+++ PROVIDED MATERIAL
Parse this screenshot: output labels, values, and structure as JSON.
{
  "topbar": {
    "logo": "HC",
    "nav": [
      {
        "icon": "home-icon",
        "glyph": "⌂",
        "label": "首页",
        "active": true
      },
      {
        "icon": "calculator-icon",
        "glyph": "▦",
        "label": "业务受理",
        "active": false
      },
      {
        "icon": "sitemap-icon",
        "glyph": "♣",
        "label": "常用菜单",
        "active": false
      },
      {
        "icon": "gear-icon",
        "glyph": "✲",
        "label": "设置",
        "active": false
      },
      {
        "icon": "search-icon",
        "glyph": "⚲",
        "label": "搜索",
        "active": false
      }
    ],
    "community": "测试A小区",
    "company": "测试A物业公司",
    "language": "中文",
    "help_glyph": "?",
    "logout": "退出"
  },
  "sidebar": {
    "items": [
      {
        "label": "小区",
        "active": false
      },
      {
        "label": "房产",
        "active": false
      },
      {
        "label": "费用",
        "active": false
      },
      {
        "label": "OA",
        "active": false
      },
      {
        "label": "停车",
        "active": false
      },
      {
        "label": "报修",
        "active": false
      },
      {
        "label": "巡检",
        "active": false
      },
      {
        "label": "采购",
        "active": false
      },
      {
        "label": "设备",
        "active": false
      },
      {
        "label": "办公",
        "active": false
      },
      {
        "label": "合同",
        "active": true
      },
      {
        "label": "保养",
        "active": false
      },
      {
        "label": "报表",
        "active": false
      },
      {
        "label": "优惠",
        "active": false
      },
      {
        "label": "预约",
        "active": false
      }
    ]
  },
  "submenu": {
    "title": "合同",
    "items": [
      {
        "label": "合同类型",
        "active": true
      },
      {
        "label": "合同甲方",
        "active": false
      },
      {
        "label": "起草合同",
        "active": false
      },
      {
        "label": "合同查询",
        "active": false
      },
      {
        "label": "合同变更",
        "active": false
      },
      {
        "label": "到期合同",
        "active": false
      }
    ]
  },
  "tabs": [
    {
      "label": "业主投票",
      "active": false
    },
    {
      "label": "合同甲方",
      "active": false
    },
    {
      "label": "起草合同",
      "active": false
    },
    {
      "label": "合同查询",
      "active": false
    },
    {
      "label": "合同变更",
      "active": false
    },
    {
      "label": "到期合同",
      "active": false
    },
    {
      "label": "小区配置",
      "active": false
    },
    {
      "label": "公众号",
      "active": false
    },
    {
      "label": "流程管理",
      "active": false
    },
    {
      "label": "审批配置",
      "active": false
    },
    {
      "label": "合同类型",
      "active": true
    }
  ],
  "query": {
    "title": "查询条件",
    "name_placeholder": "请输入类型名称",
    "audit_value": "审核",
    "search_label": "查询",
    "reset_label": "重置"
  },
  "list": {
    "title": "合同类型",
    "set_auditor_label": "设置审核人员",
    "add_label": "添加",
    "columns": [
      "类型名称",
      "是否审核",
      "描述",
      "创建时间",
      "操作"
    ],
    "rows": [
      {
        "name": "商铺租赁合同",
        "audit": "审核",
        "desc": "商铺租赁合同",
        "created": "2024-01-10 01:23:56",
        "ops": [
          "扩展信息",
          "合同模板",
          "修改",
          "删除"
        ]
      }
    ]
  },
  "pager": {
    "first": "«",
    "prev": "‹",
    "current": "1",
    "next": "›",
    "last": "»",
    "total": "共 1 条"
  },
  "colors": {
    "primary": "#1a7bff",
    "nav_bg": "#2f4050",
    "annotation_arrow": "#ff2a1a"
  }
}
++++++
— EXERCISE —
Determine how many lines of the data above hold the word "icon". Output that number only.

— RESPONSE —
5